Description of the task> Out of the records below, copy all lines in which the word "identifying" occurs.

Supplied material>
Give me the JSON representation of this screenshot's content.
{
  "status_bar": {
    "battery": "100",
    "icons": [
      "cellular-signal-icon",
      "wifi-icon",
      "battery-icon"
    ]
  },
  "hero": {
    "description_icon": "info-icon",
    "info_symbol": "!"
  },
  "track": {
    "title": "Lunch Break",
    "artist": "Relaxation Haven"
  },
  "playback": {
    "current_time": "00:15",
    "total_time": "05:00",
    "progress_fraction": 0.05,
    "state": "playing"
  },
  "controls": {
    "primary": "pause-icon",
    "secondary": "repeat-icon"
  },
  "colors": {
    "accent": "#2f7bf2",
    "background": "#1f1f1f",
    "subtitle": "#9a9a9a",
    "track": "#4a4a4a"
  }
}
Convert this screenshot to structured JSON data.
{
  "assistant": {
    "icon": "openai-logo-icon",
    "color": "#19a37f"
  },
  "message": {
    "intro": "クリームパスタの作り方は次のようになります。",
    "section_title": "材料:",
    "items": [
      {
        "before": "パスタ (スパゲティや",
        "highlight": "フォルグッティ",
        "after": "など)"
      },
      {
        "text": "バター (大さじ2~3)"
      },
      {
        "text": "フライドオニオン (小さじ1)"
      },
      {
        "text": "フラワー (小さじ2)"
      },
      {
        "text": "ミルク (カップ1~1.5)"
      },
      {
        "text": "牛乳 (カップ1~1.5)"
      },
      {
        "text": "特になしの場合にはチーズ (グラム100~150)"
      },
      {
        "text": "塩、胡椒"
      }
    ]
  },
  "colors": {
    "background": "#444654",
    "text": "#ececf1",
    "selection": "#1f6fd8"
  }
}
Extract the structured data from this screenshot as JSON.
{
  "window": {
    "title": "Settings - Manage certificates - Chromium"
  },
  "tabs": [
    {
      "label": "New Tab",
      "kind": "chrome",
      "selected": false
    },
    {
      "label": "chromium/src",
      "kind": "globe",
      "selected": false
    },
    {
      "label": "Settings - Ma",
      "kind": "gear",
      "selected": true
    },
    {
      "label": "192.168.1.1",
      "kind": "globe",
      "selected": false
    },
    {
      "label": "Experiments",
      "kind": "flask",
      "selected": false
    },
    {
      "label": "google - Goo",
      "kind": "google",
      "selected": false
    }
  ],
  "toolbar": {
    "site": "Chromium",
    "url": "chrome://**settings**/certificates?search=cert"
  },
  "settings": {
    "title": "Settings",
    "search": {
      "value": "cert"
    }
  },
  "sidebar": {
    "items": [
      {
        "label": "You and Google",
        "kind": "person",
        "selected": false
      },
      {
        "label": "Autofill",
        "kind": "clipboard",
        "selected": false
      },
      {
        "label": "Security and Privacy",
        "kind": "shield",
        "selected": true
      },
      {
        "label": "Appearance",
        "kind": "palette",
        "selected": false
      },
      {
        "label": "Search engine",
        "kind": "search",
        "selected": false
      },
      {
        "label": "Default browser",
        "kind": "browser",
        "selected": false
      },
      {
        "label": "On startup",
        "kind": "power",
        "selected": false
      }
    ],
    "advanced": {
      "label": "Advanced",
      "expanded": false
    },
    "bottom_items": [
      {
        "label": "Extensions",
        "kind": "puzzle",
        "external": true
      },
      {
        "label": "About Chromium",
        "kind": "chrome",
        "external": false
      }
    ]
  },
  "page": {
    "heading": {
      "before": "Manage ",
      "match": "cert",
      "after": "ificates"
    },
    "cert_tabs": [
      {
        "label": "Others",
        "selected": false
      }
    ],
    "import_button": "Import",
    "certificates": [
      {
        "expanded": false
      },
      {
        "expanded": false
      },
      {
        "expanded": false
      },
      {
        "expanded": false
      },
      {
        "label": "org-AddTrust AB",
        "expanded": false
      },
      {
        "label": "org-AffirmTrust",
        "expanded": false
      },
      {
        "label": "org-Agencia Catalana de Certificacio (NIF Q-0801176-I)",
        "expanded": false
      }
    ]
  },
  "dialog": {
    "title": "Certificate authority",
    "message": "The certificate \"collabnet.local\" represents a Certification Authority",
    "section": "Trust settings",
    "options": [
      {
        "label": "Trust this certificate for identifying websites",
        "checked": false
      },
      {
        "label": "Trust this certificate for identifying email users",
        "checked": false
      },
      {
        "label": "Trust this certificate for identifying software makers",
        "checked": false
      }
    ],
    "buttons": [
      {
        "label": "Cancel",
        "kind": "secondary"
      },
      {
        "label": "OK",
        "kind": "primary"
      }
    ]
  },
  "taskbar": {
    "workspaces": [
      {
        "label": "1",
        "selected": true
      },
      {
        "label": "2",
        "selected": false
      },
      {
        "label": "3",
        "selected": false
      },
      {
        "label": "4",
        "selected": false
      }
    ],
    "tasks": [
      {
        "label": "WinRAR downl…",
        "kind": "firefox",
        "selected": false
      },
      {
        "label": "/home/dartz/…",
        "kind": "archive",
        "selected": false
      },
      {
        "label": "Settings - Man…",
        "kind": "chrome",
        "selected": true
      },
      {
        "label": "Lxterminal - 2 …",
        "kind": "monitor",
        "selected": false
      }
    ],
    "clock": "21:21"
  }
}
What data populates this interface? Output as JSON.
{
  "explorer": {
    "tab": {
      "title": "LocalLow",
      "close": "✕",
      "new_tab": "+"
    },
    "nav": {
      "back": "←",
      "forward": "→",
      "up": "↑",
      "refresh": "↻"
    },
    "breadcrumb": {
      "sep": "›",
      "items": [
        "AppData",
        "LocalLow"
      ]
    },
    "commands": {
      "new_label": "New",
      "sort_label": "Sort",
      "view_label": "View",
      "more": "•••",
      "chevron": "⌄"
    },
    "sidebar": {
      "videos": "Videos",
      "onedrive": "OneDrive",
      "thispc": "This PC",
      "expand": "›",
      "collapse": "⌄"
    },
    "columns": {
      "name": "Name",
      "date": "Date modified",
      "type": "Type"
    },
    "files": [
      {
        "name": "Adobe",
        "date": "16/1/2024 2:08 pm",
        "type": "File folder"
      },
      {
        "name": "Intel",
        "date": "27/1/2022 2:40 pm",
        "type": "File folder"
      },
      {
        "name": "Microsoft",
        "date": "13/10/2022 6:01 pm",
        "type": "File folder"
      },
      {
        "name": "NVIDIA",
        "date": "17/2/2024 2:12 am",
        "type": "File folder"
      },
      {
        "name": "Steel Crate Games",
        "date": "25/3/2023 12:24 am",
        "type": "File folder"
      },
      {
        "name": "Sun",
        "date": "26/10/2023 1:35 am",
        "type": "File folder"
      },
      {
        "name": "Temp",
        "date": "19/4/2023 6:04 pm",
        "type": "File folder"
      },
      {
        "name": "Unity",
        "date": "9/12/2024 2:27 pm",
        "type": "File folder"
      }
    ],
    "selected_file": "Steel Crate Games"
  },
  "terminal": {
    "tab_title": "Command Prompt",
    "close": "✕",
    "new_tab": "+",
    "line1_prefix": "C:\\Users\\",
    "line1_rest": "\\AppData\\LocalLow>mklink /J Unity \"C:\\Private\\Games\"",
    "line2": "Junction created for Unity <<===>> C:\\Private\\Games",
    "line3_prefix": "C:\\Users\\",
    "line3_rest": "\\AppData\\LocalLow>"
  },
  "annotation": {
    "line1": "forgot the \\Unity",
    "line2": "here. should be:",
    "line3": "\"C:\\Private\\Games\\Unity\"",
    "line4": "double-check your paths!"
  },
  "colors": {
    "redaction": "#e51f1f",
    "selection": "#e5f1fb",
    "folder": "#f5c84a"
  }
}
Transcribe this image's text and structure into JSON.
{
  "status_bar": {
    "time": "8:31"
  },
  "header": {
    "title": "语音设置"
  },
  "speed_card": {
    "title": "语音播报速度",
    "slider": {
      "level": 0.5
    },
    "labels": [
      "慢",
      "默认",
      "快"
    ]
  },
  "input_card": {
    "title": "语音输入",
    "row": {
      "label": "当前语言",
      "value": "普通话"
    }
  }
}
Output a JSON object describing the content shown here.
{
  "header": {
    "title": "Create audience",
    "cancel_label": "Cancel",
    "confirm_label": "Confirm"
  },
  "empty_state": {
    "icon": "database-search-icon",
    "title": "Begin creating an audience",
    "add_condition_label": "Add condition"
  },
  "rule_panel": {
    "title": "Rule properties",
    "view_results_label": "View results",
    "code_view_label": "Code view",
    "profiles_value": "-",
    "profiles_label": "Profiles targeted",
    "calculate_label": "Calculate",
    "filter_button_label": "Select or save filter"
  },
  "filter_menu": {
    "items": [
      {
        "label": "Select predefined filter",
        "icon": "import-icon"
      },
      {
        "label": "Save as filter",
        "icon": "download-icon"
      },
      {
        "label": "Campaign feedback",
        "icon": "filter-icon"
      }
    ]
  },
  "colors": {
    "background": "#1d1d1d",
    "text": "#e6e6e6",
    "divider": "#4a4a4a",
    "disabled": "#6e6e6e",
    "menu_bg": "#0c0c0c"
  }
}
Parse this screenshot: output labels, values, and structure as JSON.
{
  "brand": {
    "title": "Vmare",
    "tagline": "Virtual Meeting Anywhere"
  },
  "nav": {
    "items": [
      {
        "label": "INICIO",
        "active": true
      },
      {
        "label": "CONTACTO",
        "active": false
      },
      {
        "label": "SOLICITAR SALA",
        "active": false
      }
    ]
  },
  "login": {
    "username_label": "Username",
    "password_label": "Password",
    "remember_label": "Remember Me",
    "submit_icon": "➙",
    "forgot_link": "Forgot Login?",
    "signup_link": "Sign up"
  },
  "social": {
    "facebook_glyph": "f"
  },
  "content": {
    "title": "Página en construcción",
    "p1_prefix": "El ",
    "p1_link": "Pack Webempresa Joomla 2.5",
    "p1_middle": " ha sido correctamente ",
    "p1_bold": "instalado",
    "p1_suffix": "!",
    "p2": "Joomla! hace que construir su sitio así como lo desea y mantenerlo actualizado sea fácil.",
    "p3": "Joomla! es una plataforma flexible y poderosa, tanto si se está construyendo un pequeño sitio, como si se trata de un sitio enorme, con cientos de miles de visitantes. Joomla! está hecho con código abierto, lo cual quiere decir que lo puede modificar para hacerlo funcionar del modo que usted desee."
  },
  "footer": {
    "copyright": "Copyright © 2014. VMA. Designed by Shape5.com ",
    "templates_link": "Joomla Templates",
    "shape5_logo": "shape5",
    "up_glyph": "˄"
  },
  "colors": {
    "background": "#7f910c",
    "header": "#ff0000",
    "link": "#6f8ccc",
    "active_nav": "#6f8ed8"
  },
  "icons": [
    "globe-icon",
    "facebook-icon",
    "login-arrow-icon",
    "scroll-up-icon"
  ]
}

Reply to the exercise>
        "label": "Trust this certificate for identifying websites",
        "label": "Trust this certificate for identifying email users",
        "label": "Trust this certificate for identifying software makers",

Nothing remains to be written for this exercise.